I feel a bit odd about it, looking back. My first ultra should have been a big thing. But coming off the back of 2 marathons this season (it was my third big race in 12 weeks) I had run myself completely flat mentally. The ultra was a day out for me in a beautiful part of the country – a day’s running with no goal in mind. As such, it was incredibly freeing and enjoyable. The focus I had for London and Kent was wonderful – it led me to achieve my goal – but I struggle to maintain that focus the whole time. I needed a break and strangely I got it, doing 33 slow miles on a hot day in Derbyshire.
And all I thought when I was done was “I’m done”. I have decided this was the last of my major commitments, running-wise, this year. I am so ready for my schedule to be over. For the pressure to be gone. I’ve never needed a break more than I needed this one.
So the next 4 weeks are my holiday. I’m going on holiday (to Canada and the US) and Adam is training for his first marathon so it’s my turn to support him and do the childcare while he takes the opportunity to go for a run. If I want to run I will, but I have no goals at all. I am determined to be okay with it even if I don’t run at all. 10 years of running and training have taught me to respect the ebb as much as the flow. And that one will not come without the other. And you see, I’m going to really, really need the flow.
Because next July I am going to toe the starting line of Ironman Zurich. Yes – I have committed to the biggest, hairiest-assed goal I’ve ever committed to. The time has arrived where “it feels right”. Not easy, mind. But right.
I’ve had a bit of a revelation, you see. I have come to realise that I tend to look at life, and the opportunities in life, as those that are “for me” and those that are “not for me”. Now, if I put things in the “not for me” category because I don’t want to do them (Formula 1, flower arranging) that’s fine.
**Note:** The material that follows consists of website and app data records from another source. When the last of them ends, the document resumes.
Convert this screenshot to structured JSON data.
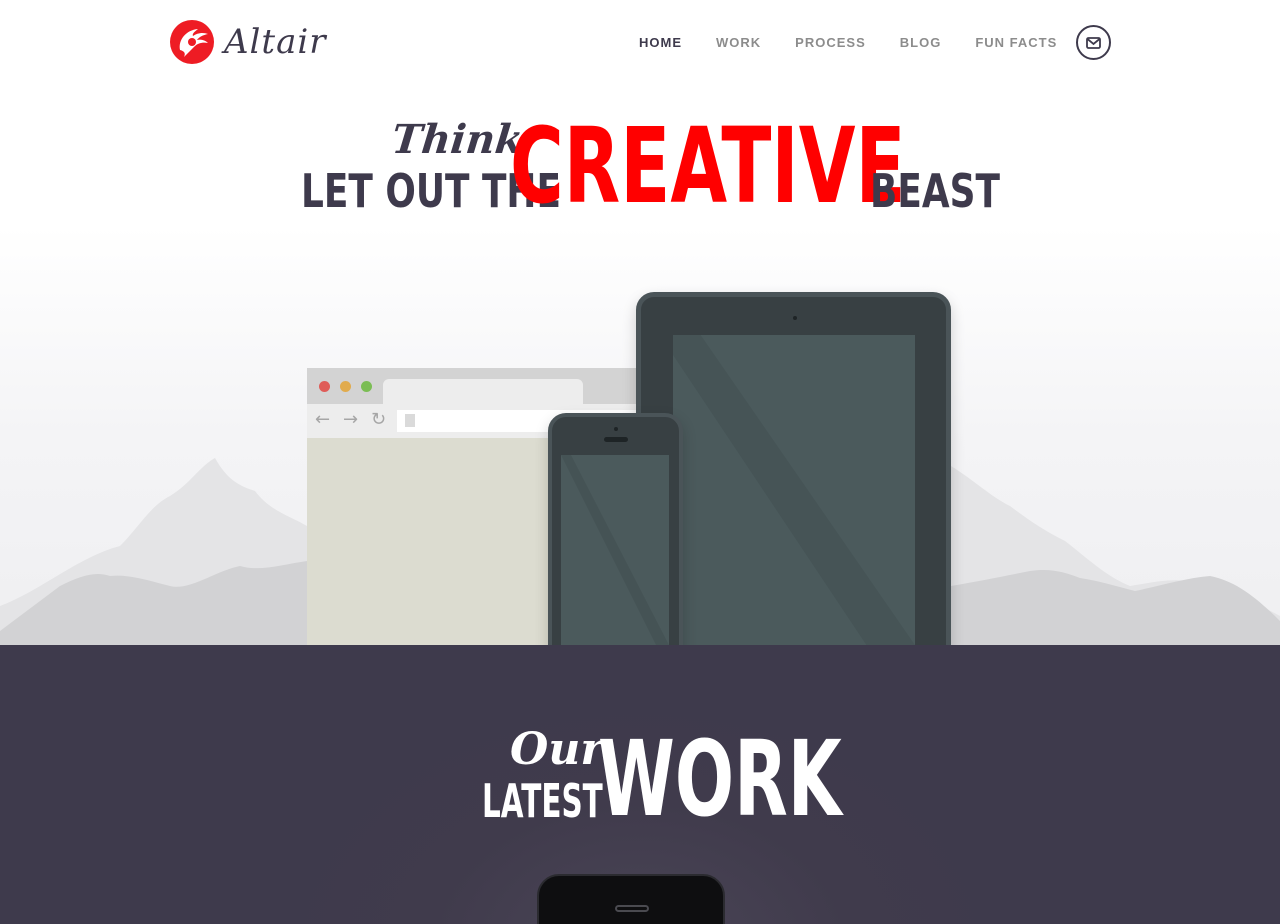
{
  "brand": {
    "name": "Altair",
    "accent_color": "#ee1c24",
    "text_color": "#3e3a4c"
  },
  "nav": {
    "items": [
      {
        "label": "HOME",
        "active": true
      },
      {
        "label": "WORK",
        "active": false
      },
      {
        "label": "PROCESS",
        "active": false
      },
      {
        "label": "BLOG",
        "active": false
      },
      {
        "label": "FUN FACTS",
        "active": false
      }
    ],
    "mail_icon": "envelope-icon"
  },
  "hero": {
    "script_word": "Think",
    "left_text": "LET OUT THE",
    "highlight": "CREATIVE",
    "right_text": "BEAST",
    "highlight_color": "#ff0000",
    "devices": [
      "browser-window",
      "tablet",
      "phone"
    ]
  },
  "work_section": {
    "script_word": "Our",
    "small_text": "LATEST",
    "big_text": "WORK",
    "background_color": "#3e3a4c"
  }
}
But I put a great deal of things in the “not for me” category that I am afraid of doing, or afraid of failing at. And at 41 I see this is a dumb approach to life. Life is not big house where I can’t enter certain rooms because they are not for “a person like me”. Whatever “a person like me” is. I have been limiting my ambition and my experience by thinking I can’t go through into those rooms (for example the one that says Ironman) and secretly, I have been waiting to be invited in. That would make it more legitimate. But I now see that that might never happen. And that I need to just do what I want to do. And I want to do an Ironman.
I think training for and completing an Ironman will change my life. And will change me. And I am ready to be changed. The past 10 years have revealed the extraordinary truth to me that physical activity is my single most meaningful trigger for personal change. That is an amazing revelation for me. Physical activity was never something I valued very highly, I spent many years avoiding it, and yet it is the tool by which I understand more about myself and what I am capable of than any other (including the 100s of novels I still read every year). This may not be true for everyone, it may only be true for me. But this truth encourages me to try different things because I know that every itme I try a new thing or set myself a new challenge I discover something about myself that I did not know before. And the overall experience is one that always helps me both understand myself a bit more and like myself a bit more. Accept myself a bit more.
So, following my break this August, the base building will begin.
Keep running my friends – and stick with me!